On 31 March 2015 the Harper Panel released its final report following its year-long review of Australian Competition laws and policy. The final report makes 56 recommendations for reforms across three key themes: competition policy, laws and institutions.

This update will provide a brief overview of some of the more important recommendations provided by Professor Harper and his team of experts.

Simplification of the cartel provisions

In our last publication on the draft Harper Review, we examined the Harper Panel’s draft recommendations for reform of the cartel provisions. The Harper Panel has stood by these recommendations citing that a simplification of the cartel provisions will result in greater efficiencies in both compliance and enforcement activities.

This is not at odds with its general statement that the Competition and Consumer Act 2010(Cth) (Act) is ‘unnecessarily complex’. Removing this complexity ought to result in reduced direct costs arising from legal advice and prolonged legal disputes, and indirect costs arising from business and regulatory uncertainty.

Recommendations of this simplification in the cartel provisions include:

  • reducing the scope of the provision to conduct involving actual or likely competitors (on the balance of probabilities) rather than parties which are a mere possibility of being competitors;
  • a broader exemption for joint venture firms to remove uncertainty about whether their conduct will be subject to anti-competitive provisions; and
  • removing some of the exclusionary provisions and broadening the definition of ‘cartel conduct’ to address the gap in the law by doing so.

Contrary to the ACCC’s concerns that adoption of the Harper Panel’s draft recommendations would ‘significantly weaken Australia’s cartel laws’, the Harper Panel has, in its final report, maintained that simplification of the cartel laws will maintain the policy intent of the provisions.

Misuse of Market power

The most controversial of the recommendations brought forward by the Harper Panel is the market power provisions under section 46. The ACCC, through its chairman Rod Sims, believes that as the law currently stands, it is too difficult to establish a misuse of market power under the current ‘take advantage of’ test. The Harper Panel has suggested redefining ‘take advantage’ to better understand the ‘causal link between the substantial degree of market power and anti-competitive purpose’.

Along with this change, the controversial ‘effects test’ is recommended to replace the ‘dominant purpose test’. This is not a new concept having already been applied to section 45 (anti-competitive agreements), section 47 (exclusive dealing) and section 50 (mergers).  As the review panel has noted:

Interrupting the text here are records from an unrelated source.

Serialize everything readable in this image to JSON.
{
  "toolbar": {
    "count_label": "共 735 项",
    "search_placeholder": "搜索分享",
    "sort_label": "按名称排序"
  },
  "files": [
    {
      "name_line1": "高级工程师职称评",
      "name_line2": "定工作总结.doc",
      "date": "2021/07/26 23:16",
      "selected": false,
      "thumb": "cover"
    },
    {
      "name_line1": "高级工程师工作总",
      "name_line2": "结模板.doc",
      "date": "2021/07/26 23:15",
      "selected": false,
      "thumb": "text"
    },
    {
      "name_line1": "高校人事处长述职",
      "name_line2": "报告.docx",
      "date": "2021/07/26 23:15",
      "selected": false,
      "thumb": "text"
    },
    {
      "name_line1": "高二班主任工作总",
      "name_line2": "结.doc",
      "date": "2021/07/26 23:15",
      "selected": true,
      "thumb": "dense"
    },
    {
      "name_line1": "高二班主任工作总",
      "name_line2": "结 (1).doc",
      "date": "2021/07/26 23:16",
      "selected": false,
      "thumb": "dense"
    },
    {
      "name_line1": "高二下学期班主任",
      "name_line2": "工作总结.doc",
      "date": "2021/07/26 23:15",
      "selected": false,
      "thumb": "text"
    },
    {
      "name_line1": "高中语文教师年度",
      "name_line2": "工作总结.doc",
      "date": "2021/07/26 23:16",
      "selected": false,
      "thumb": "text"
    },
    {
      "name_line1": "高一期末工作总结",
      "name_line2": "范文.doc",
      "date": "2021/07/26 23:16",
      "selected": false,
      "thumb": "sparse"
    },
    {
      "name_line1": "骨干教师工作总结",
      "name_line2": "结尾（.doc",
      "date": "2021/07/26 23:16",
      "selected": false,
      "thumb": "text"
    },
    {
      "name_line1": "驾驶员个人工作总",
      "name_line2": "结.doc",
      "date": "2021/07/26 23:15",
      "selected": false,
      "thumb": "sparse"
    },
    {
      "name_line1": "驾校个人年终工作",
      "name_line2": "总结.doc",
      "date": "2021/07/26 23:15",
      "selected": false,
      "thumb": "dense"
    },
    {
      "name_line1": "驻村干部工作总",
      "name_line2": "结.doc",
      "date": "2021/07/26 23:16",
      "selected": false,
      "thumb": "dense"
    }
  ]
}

‘The primary prohibition in section 46 of the CCA should be re-framed to prohibit a corporation that has a substantial degree of power in a market from engaging in conduct if the proposed conduct has the purpose, or would have or be likely to have the effect, of substantially lessening competition in that or any other market.’

This would result in a much broader application of the misuse of market power provisions than currently is the case.

The obvious concern by lobbyists for big business is that it will be far too expansive and will likely capture conduct that is inherent in operating a large company or, in the alternative, is not intended to be anti-competitive. Specifically, there are concerns that the legislation won’t strike the right balance in addressing conduct that is anti-competitive while also being in the public benefit through innovation, entrepreneurship and job creation.

In response to these concerns, the Harper Panel recommends providing legislative guidance to distinguish between permissible and impermissible conduct by having consideration as to whether these actions increase efficiency, innovation, product quality or price competitiveness.

The Harper Panel believes that implementing such a reform will better align Australia’s laws with international standards and remove the misdirection of policy currently seen under the ‘purpose test’.

Consultation

Upon release of the Harper Panel’s final report, the Government launched a public consultation process seeking feedback from industry, consumers and all levels of government on the Harper Panel’s final recommendations. Submissions are due by 26 May 2015.